Ida Byrd-Hill is the president of Uplift, Inc., a nonprofit tech diversity and inclusion firm.
Native Detroiters do not have a problem with gentrification – that is, when deteriorated houses and businesses in urban neighborhoods are bought by upper-income families, causing property values to rise. Native Detroiters desire profits, too.
As an economist, I know gentrification only works to improve a local economy when a fast-growing large corporation, like Quicken Loans, or many retails shops, open and hire local residents. Buying and renovating property alone does not improve a local economy.
What is occurring in Detroit is not true gentrification; white suburbanites are moving into existing middle-class and affluent neighborhoods such as Midtown, Lafayette Park, Boston-Edison, Corktown, Indian Village, Palmer Woods, North Rosedale, Fitzgerald, Grandmont and East English Village. Some of these neighborhoods qualify for a rent or mortgage subsidy by large employers. Before the 2008 recession, some homes in Indian Village and Palmer Woods rose to nearly 2 million dollars in value. These homes and apartments have already been renovated and polished.
What has native Detroiters furious is that they invested in houses and businesses that grew wildly in value and now those houses and commercial spaces are worth less than their mortgages. My own house in East English Village grew in market value from $67,000 to $210,000 in 5 short years. Today, that house that I poured $50,000 in renovations into, is only worth $40,000 after price increases the past 5 years.
Detroit real estate plunged in value due to the mortgage crisis, but incessant horrible press surrounding the mayoral administration of Kwame Kilpatrick didn’t help. Local and national news reports portrayed Detroit as a cesspool of blighted neighborhoods where uneducated residents needed to be “saved.” The election of Mayor Mike Duggan, who is white, led to a change in narrative, to Detroit as the great comeback city, where newly arrived residents (like Duggan, who moved from Livonia to run), came to make homes and businesses, to paint on the “blank canvas,” as though native-born residents hadn’t been doing that all along.
In my book, Invisible Talent Market, I note that this pattern continues, with some city leaders insinuating that native Detroiters are not skilled enough to work in tech, skilled trades or executive jobs, nor innovative enough to manage large-scale workforce development programming to move people out of poverty.
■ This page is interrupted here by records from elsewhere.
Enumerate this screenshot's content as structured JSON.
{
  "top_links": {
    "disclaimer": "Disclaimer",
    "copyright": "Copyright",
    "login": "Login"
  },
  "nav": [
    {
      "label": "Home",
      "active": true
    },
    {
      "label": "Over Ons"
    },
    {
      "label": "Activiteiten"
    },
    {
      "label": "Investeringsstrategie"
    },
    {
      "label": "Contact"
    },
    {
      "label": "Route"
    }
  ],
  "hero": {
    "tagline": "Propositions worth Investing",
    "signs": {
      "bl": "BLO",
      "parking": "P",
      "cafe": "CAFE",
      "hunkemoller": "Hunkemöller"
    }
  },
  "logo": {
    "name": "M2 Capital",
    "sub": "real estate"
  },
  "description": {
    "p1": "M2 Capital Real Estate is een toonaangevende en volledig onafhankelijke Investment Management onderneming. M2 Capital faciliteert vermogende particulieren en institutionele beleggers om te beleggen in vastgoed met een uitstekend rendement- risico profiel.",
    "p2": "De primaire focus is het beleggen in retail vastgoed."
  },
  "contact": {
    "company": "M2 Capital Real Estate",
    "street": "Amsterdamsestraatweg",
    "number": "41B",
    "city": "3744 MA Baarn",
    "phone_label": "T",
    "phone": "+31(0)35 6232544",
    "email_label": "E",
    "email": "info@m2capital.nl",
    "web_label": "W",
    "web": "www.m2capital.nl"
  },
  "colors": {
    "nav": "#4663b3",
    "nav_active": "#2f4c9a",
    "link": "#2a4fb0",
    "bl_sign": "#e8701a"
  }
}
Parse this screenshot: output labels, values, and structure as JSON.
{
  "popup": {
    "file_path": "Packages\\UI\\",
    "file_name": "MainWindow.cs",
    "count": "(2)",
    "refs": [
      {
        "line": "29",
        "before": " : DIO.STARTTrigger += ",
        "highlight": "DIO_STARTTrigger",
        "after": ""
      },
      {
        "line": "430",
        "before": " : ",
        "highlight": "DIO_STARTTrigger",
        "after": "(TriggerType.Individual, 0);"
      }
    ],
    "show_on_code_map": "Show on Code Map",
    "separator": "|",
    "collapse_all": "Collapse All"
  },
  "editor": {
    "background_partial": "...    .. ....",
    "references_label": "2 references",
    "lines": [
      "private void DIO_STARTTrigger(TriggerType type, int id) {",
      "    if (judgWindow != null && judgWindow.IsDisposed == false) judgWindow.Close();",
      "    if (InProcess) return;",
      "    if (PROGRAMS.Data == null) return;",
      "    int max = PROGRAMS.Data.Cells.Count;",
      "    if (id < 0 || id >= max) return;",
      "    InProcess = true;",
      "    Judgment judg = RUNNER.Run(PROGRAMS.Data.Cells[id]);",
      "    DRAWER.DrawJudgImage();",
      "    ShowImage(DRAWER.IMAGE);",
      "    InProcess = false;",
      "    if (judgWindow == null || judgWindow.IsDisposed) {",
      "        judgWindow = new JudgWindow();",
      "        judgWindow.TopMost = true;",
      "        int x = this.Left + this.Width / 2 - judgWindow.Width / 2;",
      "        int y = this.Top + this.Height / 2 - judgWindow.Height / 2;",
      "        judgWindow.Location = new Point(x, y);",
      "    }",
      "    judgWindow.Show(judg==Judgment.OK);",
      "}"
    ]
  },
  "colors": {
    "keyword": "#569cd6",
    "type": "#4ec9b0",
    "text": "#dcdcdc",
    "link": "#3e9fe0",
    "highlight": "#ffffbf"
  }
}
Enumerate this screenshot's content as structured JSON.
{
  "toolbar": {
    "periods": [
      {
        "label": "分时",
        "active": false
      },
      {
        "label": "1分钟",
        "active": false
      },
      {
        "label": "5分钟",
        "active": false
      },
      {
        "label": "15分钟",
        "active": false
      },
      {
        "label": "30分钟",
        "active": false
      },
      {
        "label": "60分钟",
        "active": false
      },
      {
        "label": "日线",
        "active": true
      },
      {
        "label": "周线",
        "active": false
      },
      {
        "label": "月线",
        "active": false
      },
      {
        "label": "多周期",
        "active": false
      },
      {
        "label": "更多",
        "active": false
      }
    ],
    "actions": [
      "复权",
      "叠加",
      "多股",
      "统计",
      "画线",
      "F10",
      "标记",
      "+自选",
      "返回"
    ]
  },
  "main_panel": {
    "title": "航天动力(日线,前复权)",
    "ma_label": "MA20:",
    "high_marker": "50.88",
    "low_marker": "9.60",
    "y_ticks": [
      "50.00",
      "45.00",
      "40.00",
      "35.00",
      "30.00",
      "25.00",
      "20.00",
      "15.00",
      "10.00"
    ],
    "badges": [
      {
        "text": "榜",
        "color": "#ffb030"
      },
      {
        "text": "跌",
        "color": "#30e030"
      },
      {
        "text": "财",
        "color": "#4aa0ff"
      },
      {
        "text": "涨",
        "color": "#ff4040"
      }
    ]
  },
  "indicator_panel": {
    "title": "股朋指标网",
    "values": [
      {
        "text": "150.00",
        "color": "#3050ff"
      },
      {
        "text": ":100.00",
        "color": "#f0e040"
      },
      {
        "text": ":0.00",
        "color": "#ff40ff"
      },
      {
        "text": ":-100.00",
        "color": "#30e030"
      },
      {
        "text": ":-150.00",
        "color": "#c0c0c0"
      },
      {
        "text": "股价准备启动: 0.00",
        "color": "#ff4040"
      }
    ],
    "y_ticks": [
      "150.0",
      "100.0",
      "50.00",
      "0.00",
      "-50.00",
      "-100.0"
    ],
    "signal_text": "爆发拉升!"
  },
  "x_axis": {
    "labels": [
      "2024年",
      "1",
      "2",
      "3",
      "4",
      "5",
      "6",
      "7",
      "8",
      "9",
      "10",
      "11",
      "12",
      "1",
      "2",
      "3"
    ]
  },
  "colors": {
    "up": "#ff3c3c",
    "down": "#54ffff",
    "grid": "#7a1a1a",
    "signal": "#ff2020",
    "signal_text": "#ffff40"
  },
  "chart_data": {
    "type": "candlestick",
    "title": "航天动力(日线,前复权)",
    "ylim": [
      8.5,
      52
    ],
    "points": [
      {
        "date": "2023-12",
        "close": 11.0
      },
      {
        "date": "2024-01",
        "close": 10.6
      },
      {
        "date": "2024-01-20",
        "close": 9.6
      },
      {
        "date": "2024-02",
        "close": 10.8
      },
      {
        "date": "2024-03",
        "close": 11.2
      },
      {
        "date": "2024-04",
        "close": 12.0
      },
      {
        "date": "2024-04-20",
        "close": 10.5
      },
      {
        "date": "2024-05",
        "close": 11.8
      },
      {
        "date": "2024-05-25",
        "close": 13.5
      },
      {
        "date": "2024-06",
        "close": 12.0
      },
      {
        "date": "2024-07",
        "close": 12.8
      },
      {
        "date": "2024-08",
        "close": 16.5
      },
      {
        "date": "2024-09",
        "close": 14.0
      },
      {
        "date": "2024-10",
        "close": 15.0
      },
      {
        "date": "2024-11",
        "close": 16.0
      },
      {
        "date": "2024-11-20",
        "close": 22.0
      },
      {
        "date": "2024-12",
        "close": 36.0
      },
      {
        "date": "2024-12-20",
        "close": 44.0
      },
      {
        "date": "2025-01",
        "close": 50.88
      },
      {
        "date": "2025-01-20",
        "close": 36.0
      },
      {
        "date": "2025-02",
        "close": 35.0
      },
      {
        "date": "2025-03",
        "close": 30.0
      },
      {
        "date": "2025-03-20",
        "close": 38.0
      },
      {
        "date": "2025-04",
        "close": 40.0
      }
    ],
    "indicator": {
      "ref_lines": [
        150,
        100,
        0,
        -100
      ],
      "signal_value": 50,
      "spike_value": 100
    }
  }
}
Business leaders have told us what is best for us, rather than ask us what we want – as if we have no dreams, ideas or goals. This is especially true since suburbanites have started moving into Detroit, where property values increased pre-2008 faster than any Metro Detroit suburb.
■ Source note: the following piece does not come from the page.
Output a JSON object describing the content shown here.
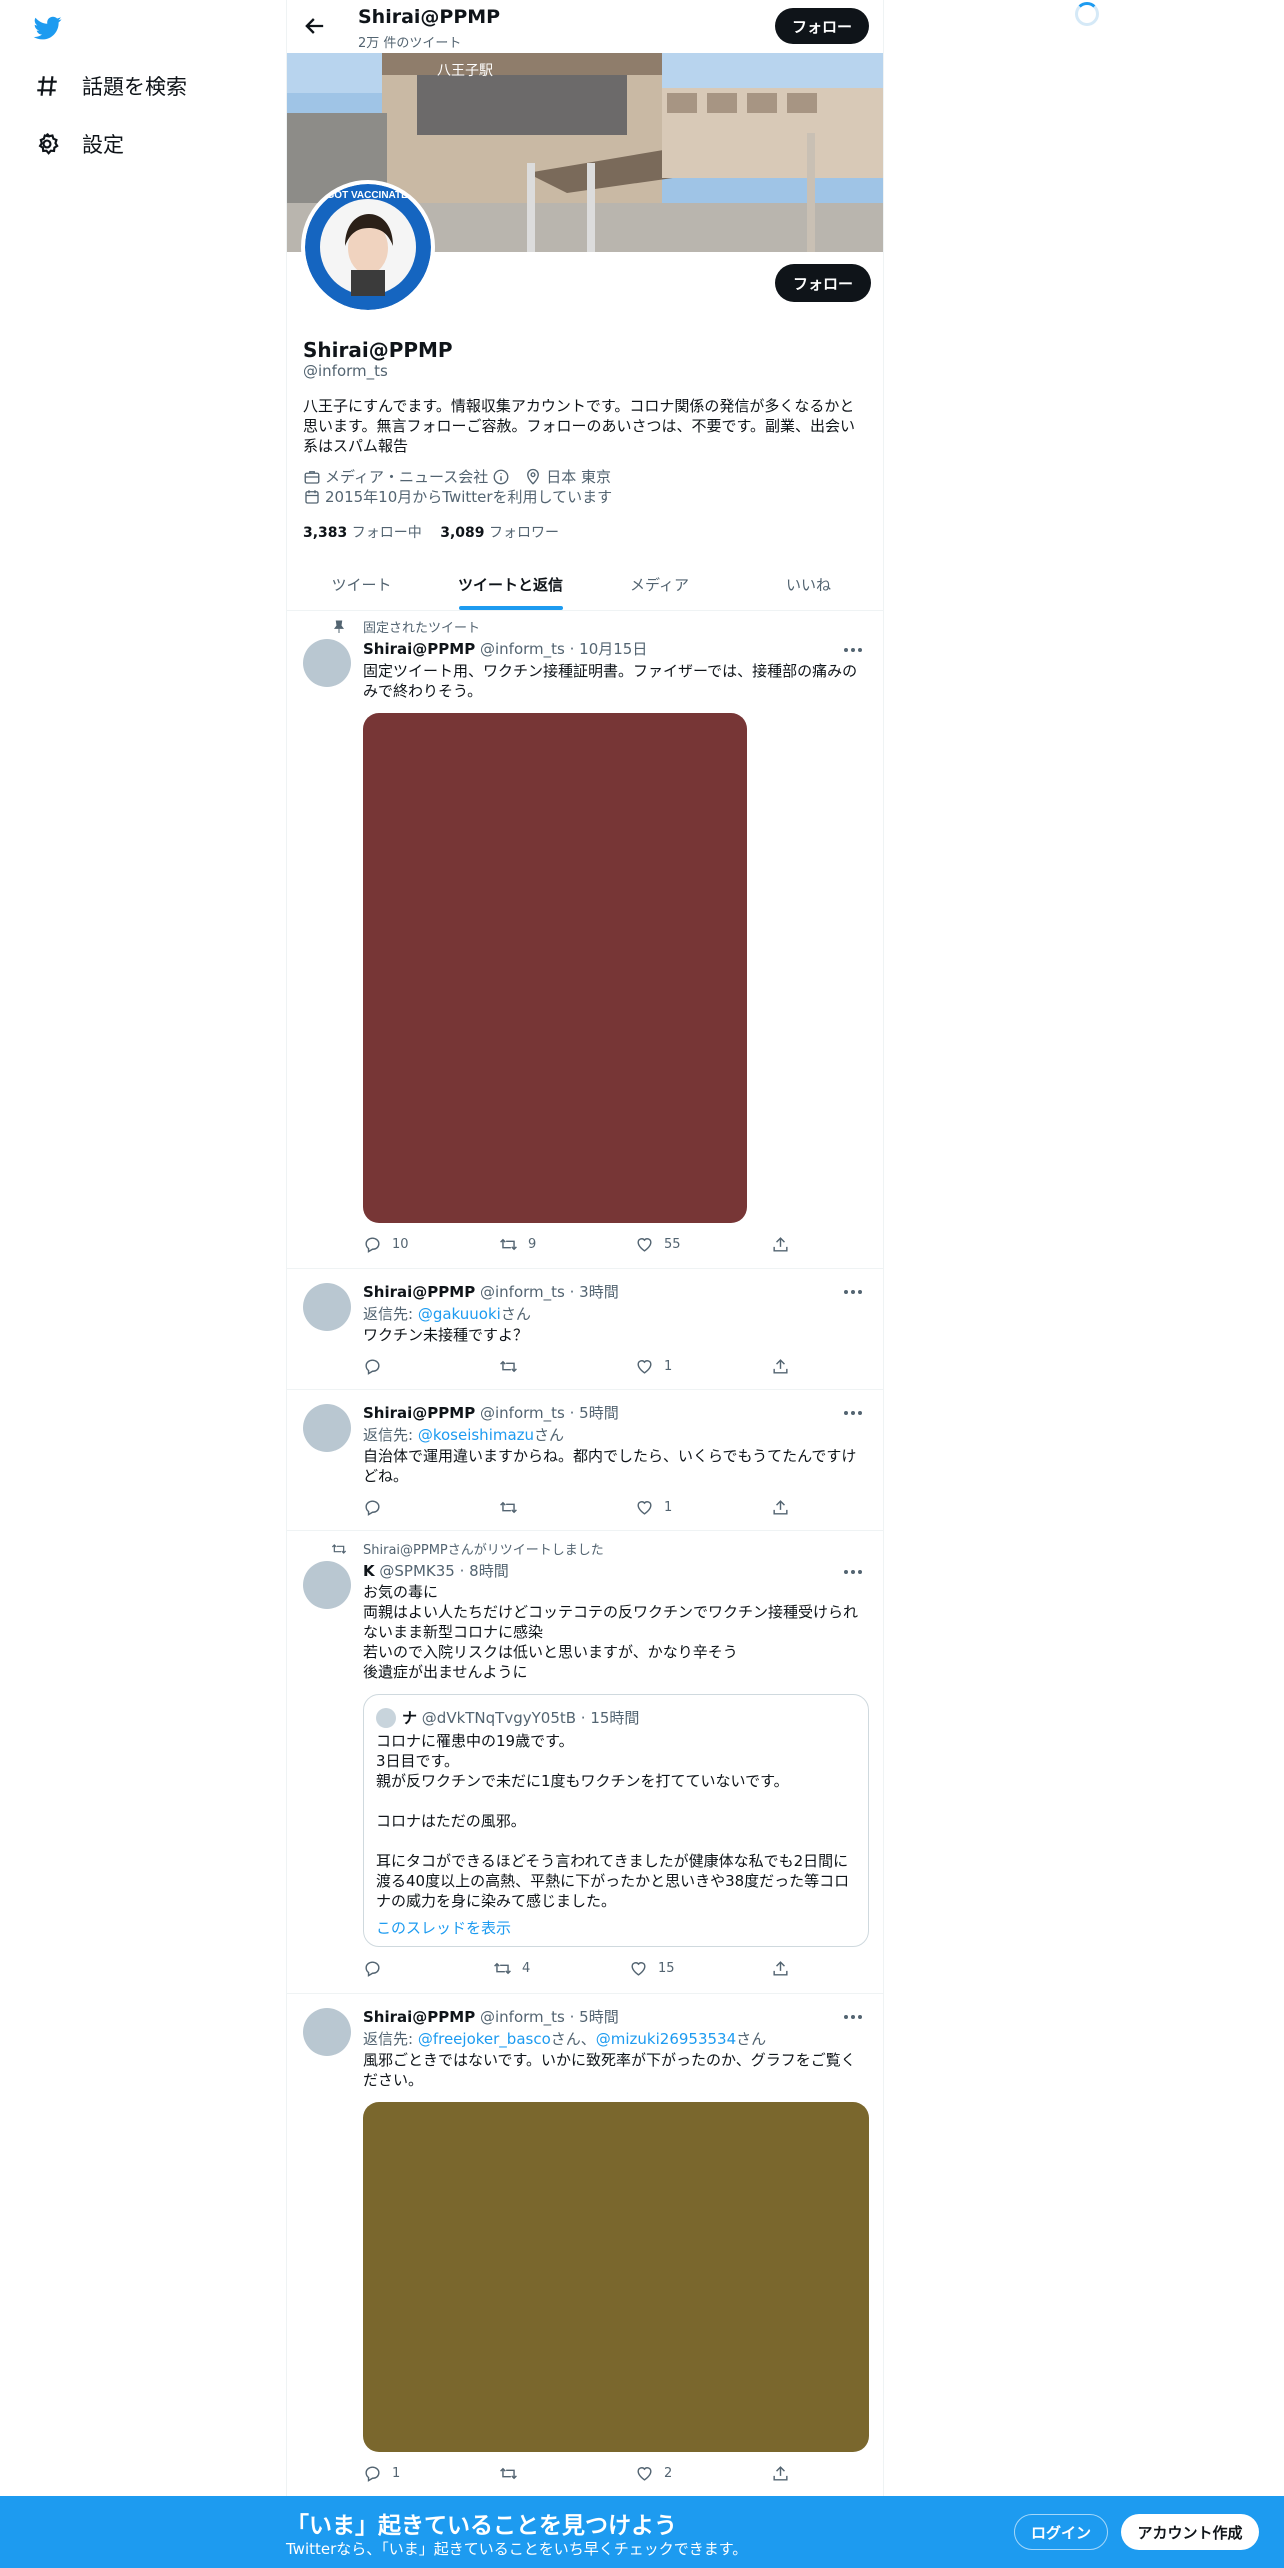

Business, foundation and city leaders have provided millions of dollars in contracts, venture capital, press, grants and jobs to attract 8,000 white residents. This investment has not created jobs for native Detroiters, nor has it reduced Detroit's child poverty rate of 59 percent, the highest rate of large cities in America. In fact, Detroit’s child poverty rate has increased the past 3 years, signifying current economic and workforce development strategies are not working. This population growth is not significant enough to make real economic impact.
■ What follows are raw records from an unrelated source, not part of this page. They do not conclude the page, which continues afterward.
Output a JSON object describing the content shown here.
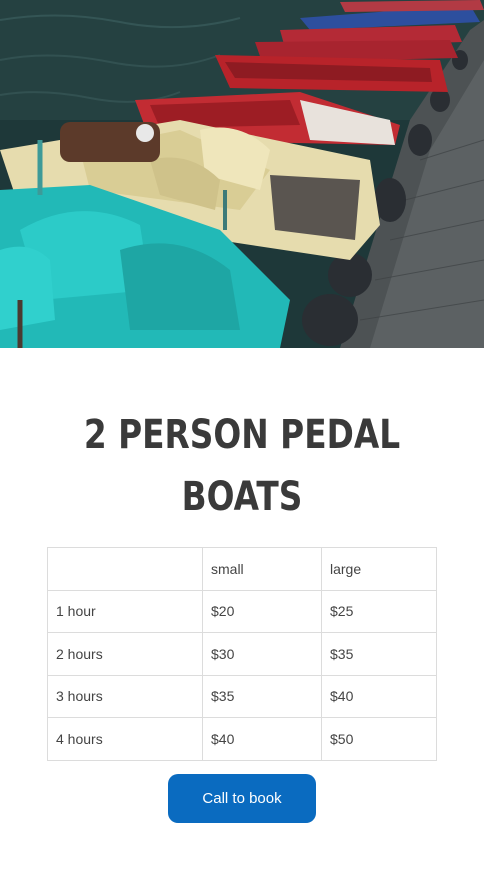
{
  "hero_image": {
    "name": "pedal-boats-photo",
    "colors": {
      "water": "#203b3c",
      "teal_boat": "#22b9b7",
      "cream_boat": "#e6dcae",
      "red_boat": "#b8232a",
      "blue_boat": "#2d4f9e",
      "dock": "#555a5c"
    }
  },
  "title_lines": [
    "2 PERSON PEDAL",
    "BOATS"
  ],
  "pricing_table": {
    "headers": [
      "",
      "small",
      "large"
    ],
    "rows": [
      [
        "1 hour",
        "$20",
        "$25"
      ],
      [
        "2 hours",
        "$30",
        "$35"
      ],
      [
        "3 hours",
        "$35",
        "$40"
      ],
      [
        "4 hours",
        "$40",
        "$50"
      ]
    ]
  },
  "cta": {
    "label": "Call to book",
    "color": "#0a6bc0"
  }
}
Native Detroiters welcome natural gentrification, but abhor the artificial spigot of programs that have distributed millions of dollars to non-Detroiters, under the guise of helping Detroit.